# Data under study:
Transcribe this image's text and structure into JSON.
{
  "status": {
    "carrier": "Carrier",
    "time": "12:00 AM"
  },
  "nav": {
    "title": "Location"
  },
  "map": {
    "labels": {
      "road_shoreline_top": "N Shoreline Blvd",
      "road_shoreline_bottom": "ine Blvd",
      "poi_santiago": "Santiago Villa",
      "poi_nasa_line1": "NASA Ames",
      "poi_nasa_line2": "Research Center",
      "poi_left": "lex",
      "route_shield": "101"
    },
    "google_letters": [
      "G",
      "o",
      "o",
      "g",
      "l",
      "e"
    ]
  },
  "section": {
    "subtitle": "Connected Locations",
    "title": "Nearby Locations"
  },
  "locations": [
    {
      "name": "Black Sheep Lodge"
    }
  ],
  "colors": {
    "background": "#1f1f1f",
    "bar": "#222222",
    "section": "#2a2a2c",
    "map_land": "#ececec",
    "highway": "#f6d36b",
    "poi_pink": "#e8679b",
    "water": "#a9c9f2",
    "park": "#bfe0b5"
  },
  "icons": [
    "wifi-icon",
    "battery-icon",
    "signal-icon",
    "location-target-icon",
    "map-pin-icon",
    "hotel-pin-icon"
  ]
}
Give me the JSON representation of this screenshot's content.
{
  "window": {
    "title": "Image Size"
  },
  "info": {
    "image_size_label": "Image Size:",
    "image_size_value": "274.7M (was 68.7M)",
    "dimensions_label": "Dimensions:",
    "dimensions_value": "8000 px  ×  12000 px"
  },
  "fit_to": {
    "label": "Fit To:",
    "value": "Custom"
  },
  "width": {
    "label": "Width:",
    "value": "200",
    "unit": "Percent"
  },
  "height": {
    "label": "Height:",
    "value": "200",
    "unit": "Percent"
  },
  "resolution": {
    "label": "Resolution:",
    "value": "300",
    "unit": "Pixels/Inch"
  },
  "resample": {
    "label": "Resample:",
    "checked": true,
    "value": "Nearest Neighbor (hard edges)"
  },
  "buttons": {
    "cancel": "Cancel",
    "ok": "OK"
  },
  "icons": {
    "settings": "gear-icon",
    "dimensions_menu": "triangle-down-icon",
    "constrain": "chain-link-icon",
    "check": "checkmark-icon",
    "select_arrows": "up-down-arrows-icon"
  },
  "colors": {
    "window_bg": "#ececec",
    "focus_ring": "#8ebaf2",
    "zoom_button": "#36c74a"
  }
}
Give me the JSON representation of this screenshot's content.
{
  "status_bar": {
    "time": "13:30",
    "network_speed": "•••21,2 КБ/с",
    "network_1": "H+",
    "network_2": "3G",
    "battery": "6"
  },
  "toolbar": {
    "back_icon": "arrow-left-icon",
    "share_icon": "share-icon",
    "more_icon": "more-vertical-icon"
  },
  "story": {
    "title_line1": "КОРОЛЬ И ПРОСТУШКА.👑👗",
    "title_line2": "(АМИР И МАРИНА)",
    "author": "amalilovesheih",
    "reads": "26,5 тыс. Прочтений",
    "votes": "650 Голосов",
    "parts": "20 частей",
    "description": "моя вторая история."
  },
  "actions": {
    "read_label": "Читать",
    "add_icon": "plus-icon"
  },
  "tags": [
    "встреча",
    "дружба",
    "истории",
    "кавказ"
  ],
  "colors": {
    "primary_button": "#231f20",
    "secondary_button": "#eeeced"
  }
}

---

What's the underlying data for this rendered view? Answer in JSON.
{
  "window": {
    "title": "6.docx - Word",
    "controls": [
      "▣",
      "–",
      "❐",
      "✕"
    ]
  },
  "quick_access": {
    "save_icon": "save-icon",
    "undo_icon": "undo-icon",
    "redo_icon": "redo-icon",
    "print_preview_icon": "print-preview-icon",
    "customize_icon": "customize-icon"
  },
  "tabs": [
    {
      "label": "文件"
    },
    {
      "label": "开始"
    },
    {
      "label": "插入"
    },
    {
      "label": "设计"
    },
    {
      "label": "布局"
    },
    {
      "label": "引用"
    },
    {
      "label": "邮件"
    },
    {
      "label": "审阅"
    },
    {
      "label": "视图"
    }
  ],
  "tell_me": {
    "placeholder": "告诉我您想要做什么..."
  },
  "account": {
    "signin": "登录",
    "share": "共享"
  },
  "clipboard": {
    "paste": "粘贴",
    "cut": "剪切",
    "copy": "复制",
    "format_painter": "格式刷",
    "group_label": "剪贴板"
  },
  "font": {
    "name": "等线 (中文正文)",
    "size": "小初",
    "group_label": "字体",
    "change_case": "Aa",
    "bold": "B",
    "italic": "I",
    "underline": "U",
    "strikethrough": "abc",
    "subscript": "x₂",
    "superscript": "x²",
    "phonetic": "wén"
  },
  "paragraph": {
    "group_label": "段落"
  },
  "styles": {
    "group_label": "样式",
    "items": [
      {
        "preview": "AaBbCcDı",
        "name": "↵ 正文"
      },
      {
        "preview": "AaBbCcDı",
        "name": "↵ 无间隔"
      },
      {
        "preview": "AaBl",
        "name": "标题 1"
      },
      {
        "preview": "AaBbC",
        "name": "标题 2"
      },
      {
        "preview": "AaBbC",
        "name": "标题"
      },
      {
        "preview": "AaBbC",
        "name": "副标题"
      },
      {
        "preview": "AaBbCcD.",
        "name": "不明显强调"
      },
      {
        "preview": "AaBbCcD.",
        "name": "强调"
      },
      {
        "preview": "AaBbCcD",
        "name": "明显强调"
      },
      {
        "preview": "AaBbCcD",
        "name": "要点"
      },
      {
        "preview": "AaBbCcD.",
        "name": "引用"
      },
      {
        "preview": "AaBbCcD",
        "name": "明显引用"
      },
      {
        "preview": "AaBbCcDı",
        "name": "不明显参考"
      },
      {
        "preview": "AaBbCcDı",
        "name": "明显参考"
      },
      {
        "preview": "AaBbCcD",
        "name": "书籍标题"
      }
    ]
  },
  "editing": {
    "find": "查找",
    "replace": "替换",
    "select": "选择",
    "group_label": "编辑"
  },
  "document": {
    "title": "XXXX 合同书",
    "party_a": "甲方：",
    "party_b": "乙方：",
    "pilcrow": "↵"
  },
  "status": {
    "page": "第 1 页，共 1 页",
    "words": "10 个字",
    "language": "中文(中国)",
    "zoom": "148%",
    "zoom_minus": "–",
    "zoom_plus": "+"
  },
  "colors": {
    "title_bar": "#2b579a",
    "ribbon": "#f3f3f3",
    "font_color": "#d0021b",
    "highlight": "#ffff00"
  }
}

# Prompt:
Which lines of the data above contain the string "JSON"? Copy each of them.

# Answer box:
Transcribe this image's text and structure into JSON.
Give me the JSON representation of this screenshot's content.
Give me the JSON representation of this screenshot's content.
What's the underlying data for this rendered view? Answer in JSON.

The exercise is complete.